  1. Get Enough Sleep

Sleep is crucial for maintaining overall health and well-being, especially for physically and mentally demanding nurses.

Nurses should aim to get at least 7-8 hours of uninterrupted sleep each night to improve their cognitive function, reduce stress levels, and prevent fatigue. However, achieving a good night’s sleep can be challenging due to shift work, irregular schedules, and noisy environments. Therefore, creating a sleep-friendly environment can help improve sleep quality. This includes keeping the room cool and dark, using comfortable bedding, and reducing noise and light disruptions.

Additionally, nurses can practice relaxation techniques such as deep breathing and meditation to help them fall asleep faster and improve sleep quality. Prioritizing sleep can help nurses to perform their job effectively, improve their mood, and prevent burnout.

  1. Manage Stress

Nursing can be a demanding profession that requires nurses to remain focused and attentive throughout their workday.

The high-stress environment of healthcare settings can take a toll on nurses’ mental and physical well-being, leading to burnout if not managed properly. Therefore, managing stress levels is crucial for nurses to maintain their health and well-being.

One effective way to manage stress is through relaxation techniques such as yoga, meditation, or deep breathing exercises.
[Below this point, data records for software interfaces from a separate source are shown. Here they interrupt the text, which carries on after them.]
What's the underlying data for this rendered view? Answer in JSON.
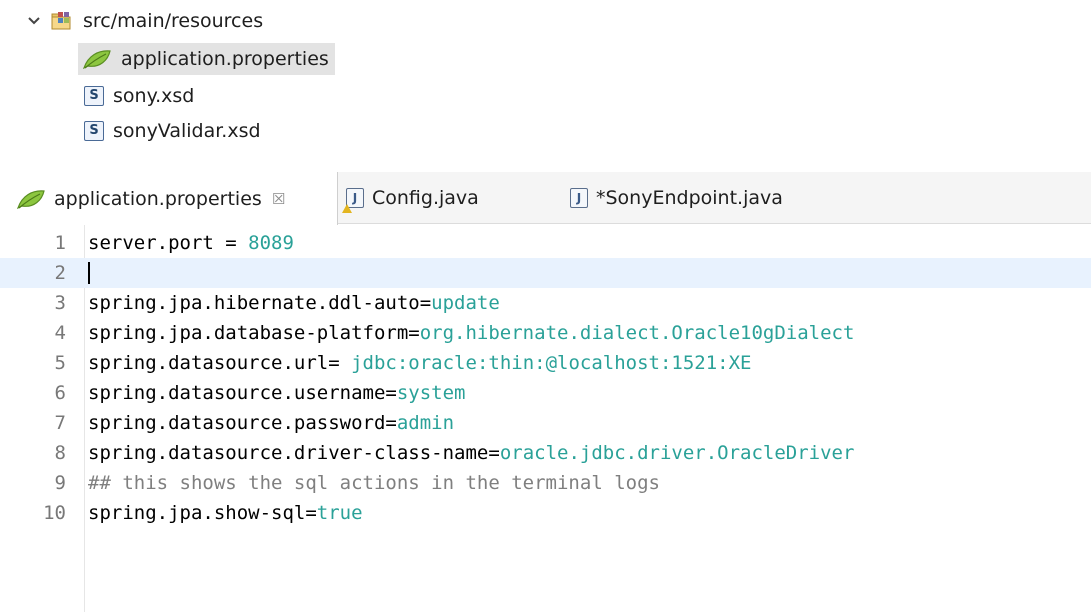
{
  "tree": {
    "folder": {
      "label": "src/main/resources",
      "expanded": true
    },
    "items": [
      {
        "label": "application.properties",
        "icon": "leaf-icon",
        "selected": true
      },
      {
        "label": "sony.xsd",
        "icon": "xsd-file-icon",
        "badge": "S"
      },
      {
        "label": "sonyValidar.xsd",
        "icon": "xsd-file-icon",
        "badge": "S"
      }
    ]
  },
  "tabs": [
    {
      "label": "application.properties",
      "active": true,
      "close": "☒"
    },
    {
      "label": "Config.java",
      "icon_badge": "J"
    },
    {
      "label": "*SonyEndpoint.java",
      "icon_badge": "J"
    }
  ],
  "editor": {
    "lines": [
      {
        "num": "1",
        "key": "server.port = ",
        "value": "8089"
      },
      {
        "num": "2",
        "key": "",
        "value": "",
        "current": true
      },
      {
        "num": "3",
        "key": "spring.jpa.hibernate.ddl-auto=",
        "value": "update"
      },
      {
        "num": "4",
        "key": "spring.jpa.database-platform=",
        "value": "org.hibernate.dialect.Oracle10gDialect"
      },
      {
        "num": "5",
        "key": "spring.datasource.url= ",
        "value": "jdbc:oracle:thin:@localhost:1521:XE"
      },
      {
        "num": "6",
        "key": "spring.datasource.username=",
        "value": "system"
      },
      {
        "num": "7",
        "key": "spring.datasource.password=",
        "value": "admin"
      },
      {
        "num": "8",
        "key": "spring.datasource.driver-class-name=",
        "value": "oracle.jdbc.driver.OracleDriver"
      },
      {
        "num": "9",
        "comment": "## this shows the sql actions in the terminal logs"
      },
      {
        "num": "10",
        "key": "spring.jpa.show-sql=",
        "value": "true"
      }
    ]
  },
  "colors": {
    "value": "#2aa198",
    "comment": "#7f7f7f",
    "current_line": "#e8f2fe",
    "selection": "#e3e3e3"
  }
}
These practices have been shown to reduce stress levels and promote a sense of calm, leading to better mental and physical health. Nurses can incorporate these techniques into their daily routine, whether it’s before work, during a break, or after a long shift.

Another way to reduce stress levels is by setting aside time for hobbies or activities outside of work. Pursuing a hobby can provide a sense of fulfillment and enjoyment that can counteract work stress.
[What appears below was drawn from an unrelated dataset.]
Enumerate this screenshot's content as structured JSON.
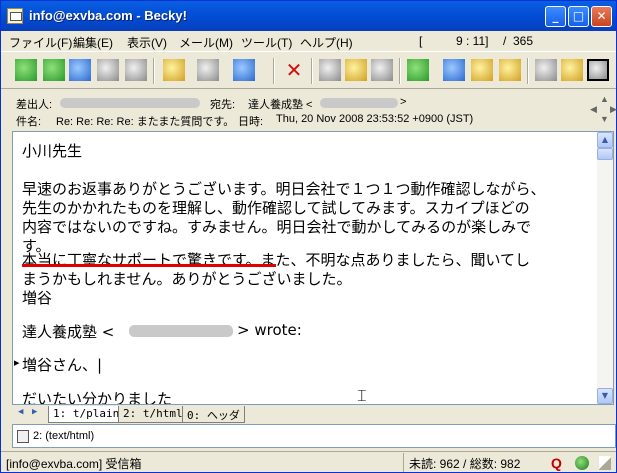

  1. Practice Self-Compassion

As healthcare professionals, nurses are often exposed to high-stress situations, leading them to have high expectations of themselves and become self-critical.

To avoid burnout and promote mental well-being, practicing self-compassion is crucial. This involves treating oneself with kindness and understanding rather than self-judgment and criticism. To achieve this, nurses can start by acknowledging their achievements and giving themselves credit for their hard work. Setting realistic expectations is also vital to avoid setting themselves up for failure.

When things don’t go as planned, being kind to themselves and practicing self-forgiveness is essential to promote self-compassion. By prioritizing self-compassion, nurses can improve their mental health, decrease stress levels, and provide better patient care.


Nurses play a critical role in healthcare and must prioritize their health and well-being to provide the best possible care to their patients. By incorporating these easy ways into their daily routine, nurses can improve their physical and mental health, reduce stress, and prevent burnout. Remember, self-care is not selfish, and nurses need to take care of themselves to continue caring for others.

Jeff Campbell